It's hard to know what to make of all this. Everyone has opinions about what ails the WTO, and much has been written in recent years. The naming of a new head of the WTO seems like a good occasion to talk about the issues again, I guess.
For what it's worth, here's the way I'm thinking about it. I agree that all these bilateral and regional trade agreements might be a threat to the WTO. But I'm not yet convinced that they have a better chance of success than negotiations at the WTO. Yes, some smaller ones have been signed. But once you start doing them on a larger scale -- the TPP and the US-EU FTA, for example -- they become very challenging. Moreover, bilateral and regional deals add in many new and controversial issues, making the old WTO controversies seem kind of tame.
So, I want to see if these kinds of agreements are even plausible on a large scale before I worry too much that they will completely undermine the WTO. It may turn out that these deals are no more doable than Doha, in which case perhaps people will turn back to the WTO.
If the TPP and these other deals can't be done, the question then becomes, why can't we do trade deals anymore? On that point, let me offer the following: There is no clear mission for trade agreements these days. If you look at the points made in the various articles quoted above, you see a wide range of issues discussed:
- Subramanian is worried about currency manipulation and high food prices, and doesn't want to let cotton subsidies hold up a deal.
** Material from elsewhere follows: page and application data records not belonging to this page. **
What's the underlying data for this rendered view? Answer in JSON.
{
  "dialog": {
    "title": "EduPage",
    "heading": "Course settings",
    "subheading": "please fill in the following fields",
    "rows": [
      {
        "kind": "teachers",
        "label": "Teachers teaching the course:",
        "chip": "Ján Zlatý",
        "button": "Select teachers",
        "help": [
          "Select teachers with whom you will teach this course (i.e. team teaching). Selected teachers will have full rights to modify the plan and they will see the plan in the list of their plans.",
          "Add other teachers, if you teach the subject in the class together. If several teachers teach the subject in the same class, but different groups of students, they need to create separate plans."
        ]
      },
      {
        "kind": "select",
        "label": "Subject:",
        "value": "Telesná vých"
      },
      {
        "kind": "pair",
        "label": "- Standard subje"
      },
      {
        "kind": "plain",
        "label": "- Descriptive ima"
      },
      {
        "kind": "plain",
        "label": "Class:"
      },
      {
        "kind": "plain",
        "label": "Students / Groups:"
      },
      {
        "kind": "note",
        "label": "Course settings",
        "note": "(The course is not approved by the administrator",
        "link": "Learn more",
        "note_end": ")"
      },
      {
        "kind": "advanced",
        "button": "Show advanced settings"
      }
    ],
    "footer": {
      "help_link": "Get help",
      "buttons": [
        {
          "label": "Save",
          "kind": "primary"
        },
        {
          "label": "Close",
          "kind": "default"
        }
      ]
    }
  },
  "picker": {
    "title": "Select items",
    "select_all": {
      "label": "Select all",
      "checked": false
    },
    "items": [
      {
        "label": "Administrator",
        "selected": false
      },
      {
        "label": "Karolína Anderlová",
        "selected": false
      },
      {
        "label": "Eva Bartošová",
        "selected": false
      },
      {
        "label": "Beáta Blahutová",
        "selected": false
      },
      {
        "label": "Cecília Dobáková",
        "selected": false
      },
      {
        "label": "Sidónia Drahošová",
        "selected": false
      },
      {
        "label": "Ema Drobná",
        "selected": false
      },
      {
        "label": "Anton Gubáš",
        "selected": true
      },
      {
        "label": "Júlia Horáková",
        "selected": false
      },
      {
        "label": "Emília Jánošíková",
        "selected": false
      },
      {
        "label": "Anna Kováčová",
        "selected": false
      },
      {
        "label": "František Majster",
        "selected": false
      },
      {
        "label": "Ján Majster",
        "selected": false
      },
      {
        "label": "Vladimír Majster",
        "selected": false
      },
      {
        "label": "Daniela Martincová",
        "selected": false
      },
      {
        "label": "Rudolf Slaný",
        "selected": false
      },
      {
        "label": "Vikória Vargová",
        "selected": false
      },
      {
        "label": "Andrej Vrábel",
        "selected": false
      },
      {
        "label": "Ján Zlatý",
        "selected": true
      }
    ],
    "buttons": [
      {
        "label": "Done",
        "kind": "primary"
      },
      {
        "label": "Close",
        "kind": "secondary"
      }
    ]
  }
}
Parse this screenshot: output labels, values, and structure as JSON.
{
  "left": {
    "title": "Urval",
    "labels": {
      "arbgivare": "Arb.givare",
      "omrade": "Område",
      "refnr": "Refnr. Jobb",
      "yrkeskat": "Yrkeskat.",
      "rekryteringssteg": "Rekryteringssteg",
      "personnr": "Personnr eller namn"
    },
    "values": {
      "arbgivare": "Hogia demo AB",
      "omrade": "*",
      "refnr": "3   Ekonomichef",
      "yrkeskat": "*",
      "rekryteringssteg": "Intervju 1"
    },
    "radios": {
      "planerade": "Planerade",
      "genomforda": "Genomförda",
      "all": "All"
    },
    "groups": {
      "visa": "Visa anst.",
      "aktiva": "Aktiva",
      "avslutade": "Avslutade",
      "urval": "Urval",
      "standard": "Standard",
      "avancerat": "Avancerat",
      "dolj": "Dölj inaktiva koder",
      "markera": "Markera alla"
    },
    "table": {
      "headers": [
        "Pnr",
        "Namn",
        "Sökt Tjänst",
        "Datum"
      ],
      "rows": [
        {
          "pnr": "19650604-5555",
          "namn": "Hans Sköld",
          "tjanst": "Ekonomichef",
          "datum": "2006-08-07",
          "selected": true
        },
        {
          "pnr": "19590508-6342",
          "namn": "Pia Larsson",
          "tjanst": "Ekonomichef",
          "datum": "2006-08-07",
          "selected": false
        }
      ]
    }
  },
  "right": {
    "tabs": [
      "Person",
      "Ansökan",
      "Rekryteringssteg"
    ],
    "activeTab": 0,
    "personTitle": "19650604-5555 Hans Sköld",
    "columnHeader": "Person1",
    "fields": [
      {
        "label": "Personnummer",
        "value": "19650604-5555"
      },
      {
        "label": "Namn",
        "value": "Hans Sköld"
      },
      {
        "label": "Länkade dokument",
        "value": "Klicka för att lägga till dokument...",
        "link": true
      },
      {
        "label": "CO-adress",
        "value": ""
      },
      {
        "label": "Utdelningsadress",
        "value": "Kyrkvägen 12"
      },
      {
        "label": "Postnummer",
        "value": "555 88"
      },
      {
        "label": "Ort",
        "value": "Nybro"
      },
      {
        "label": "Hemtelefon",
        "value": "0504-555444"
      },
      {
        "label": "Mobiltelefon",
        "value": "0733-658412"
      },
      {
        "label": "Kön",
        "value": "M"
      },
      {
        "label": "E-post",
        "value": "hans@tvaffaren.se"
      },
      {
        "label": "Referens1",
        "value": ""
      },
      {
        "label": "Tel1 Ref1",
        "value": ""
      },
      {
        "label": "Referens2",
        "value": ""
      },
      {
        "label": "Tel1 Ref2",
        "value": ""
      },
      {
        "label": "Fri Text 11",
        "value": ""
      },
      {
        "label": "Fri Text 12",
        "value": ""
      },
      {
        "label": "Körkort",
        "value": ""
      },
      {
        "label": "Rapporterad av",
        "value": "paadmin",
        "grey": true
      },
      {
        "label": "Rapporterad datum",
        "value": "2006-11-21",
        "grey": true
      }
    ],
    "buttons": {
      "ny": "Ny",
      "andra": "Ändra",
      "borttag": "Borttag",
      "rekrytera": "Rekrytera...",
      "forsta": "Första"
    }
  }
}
- In the Guardian piece, Ricardo Meléndez-Ortiz says Doha is asking the wrong questions, focusing too much on tit-for-tat bargaining over import taxes and quotas and too little on the wider context. "It's an agenda that was defined back in the 1980s."
- In the Reuters piece, Bhagwati says the TPP is untransparent and influenced by lobbyists, ensuring that it is full of side conditions, such as stipulations on labor and intellectual property, which make it impossible for developing countries to sign up to. "The lobbyists have to be sidelined," he said.
- And Baldwin thinks the WTO needs to take on new issues: "By analogy, the WTO needs a Bernanke or Draghi - a policy leader who can think out of the box and understand how the world has changed and how the policy must change with it - not a Greenspan or Trichet, who were simply implementing the old rules in a faithful, dogmatic style," he added.
What I take from all this is that there are conflicting views on what trade agreements should cover. That's true for the commentators noted above, but also for governments. Despite this fundamental flaw, the current approach seems to be to plunge ahead with trade negotiations, and see if a deal can be struck despite the conflicting visions. As long as that results in trade agreements being completed, I can see why governments do it this way. I'm not sure it always makes sense in terms of the policies being promoted, but I understand the importance of demonstrating accomplishments, and a completed trade agreement is an accomplishment.
Nevertheless, the idealist in me wonders if perhaps all the major players would be better of reflecting a bit on what trade agreements should be about. Instead of jumping right into negotiations, spend some time thinking about the different visions of free trade and economic integration. There are a lot of competing ideas out there. If we are not aware of which ones we ourselves are pushing, and how that differs from what others have in mind, the whole enterprise might be doomed from the start.